Fantasy fishing powered by human curiosity



Last night I attended a charity preview of the new British film, Salmon Fishing in the Yemen – in aid of the Yorkshire Sculpture Park... Not such a tenuous connection as you may think, as sculpture isn’t naturally associated with Yorkshire. In fact, you may be inspired to travel up north to experience the first major UK exhibition of Miro’s sculpture, set amongst 500 acres of Capability Brown style grounds that are probably unaffected by the hosepipe ban.



And if you’re looking for somewhere to stay, how about Holdsworth House, a rather grand Jacobean Manor - with curiously reasonable room rates.

Alternatively, you may decide to head off to Scotland, where there’s also plenty of water, to try your hand at some salmon fishing. Fly fishing gets a curious makeover in the new film based on the book by Paul Torday:

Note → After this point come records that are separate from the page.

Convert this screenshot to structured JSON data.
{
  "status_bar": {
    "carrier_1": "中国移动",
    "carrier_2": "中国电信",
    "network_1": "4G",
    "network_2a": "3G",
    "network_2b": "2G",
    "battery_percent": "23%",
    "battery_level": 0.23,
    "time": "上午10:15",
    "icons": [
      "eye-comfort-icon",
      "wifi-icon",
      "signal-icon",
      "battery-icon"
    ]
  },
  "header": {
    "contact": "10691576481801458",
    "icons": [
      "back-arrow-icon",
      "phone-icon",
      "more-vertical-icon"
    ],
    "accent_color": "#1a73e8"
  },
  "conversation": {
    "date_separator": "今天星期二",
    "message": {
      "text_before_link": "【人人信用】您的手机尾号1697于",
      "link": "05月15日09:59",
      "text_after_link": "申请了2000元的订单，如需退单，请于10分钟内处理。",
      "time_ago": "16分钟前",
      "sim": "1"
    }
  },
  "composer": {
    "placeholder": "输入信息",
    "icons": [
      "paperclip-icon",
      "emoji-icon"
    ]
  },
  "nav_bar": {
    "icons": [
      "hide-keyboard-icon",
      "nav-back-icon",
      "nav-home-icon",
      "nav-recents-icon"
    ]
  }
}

Having read the book when it first came out, I was expecting something a little more touching – even spiritual - from Lasse Hallstrom (director of the award winning Cider House Rules, amongst many other films and videos). The characters portrayed by the star-studded cast are suitably endearing, especially Kristen Scott Thomas as Patricia Maxwell, but the condensed version with its updated script seems somehow watered down. The book was compelling enough to read in barely more than one sitting, whereas the movie lumbers along like a salmon struggling for its life. Nevertheless, the ‘visionary’ sheik is convincing, despite his far-fetched ambitions. Though his natural powers of insight, presumably acquired from thousands of years of Middle Eastern philosophical tradition, are not conveyed nearly as well as in the book.

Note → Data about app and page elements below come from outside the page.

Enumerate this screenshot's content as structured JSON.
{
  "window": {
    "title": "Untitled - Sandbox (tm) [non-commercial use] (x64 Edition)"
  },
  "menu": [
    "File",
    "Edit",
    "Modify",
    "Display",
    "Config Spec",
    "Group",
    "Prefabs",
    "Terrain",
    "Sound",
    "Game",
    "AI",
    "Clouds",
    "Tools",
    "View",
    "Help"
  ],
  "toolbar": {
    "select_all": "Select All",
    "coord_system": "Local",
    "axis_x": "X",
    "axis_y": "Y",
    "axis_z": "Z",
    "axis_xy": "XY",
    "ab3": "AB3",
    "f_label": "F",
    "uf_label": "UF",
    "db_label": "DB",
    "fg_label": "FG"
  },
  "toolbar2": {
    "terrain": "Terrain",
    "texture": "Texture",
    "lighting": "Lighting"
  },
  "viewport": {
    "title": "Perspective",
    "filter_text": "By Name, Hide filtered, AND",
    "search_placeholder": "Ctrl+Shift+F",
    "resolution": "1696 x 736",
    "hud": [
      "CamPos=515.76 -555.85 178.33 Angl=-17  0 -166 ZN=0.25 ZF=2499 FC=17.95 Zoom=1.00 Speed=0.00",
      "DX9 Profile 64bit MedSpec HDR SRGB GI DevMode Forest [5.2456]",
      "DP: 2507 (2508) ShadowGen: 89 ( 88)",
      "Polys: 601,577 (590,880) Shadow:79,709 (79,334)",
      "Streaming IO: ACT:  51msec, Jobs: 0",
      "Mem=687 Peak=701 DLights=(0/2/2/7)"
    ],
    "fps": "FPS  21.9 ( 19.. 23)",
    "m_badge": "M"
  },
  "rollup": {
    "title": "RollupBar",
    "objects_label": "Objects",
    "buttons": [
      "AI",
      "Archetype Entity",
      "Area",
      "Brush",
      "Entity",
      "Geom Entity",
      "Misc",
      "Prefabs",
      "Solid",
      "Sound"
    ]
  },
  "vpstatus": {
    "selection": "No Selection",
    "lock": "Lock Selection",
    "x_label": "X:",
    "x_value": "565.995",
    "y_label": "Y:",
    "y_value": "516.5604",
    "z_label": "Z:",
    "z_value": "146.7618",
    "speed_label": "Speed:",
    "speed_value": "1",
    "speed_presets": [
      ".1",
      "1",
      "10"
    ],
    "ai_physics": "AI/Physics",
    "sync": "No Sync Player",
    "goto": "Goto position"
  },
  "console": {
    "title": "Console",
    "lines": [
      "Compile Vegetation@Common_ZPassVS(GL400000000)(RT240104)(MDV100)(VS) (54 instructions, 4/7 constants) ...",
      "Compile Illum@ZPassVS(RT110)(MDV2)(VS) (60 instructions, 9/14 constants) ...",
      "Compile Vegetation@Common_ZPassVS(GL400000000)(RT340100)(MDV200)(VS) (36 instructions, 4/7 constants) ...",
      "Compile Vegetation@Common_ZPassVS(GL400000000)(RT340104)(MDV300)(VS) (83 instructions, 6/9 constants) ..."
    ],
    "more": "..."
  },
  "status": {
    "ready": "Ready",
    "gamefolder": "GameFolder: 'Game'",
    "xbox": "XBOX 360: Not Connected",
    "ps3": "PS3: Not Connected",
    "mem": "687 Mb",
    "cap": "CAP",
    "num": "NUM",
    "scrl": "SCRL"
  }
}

The positive message is that fishing is a great leveller, overcoming distinctions of class, colour and creed. Having a dream and the determination and ability to see it through are paramount – ie faith transcends purchasing power. And no amount of money will make a seemingly impossible project work if narrow minded civil servants don’t possess sufficient curiosity to look beyond the world they live in.

This story captures the essential conflict between scientific and human endeavour. The sheik’s wealth can’t buy something that’s not physically possible, but faith and a conviction in belief can go a long way towards getting anything imaginable done. The rest is pure luck. Or is it?

Anyway, if the film spawns a sudden salmon fishing frenzy, ShopCurious has just the thing – a pair of vintage fly fishing hook cufflinks. You never know, they may even turn out to be especially lucky.

Will you?

6 comments:

worm said...

Im interested to see this film having read also the book (which I didnt think was THAT great to be honest)I much preferred that other book 'everyman's rules for scientific living' that you recommended to me Susan

BTW I am predicting a big fishing trend over the next 18 months

Susan said...

I agree that Everyman's Rules is more of a literary classic... and it certainly hits home on the science v nature theme, worm - but Salmon Fishing in the Yemen is a fun read, you don't have to think too much - though it does make you think.

Nelson Souzza said...

Hello Susan! My first visit, will visit you again. Seriously, I thoroughly enjoyed your posts( really interesting blog). Would be great if you could visit also mine...Thanks for sharing! Keep up the fantastic work!

Profoundly Superficial said...

Fly fishing cuff links? Profoundly stylish!!

Susan said...

Thanks for visiting, Nelson - your blog looks curiously fascinating - I just need a translator!

Bonefish said...

It was purely fantasizing. I loved the video as well. Also, i liked the title as it is perfectly suitable on the same.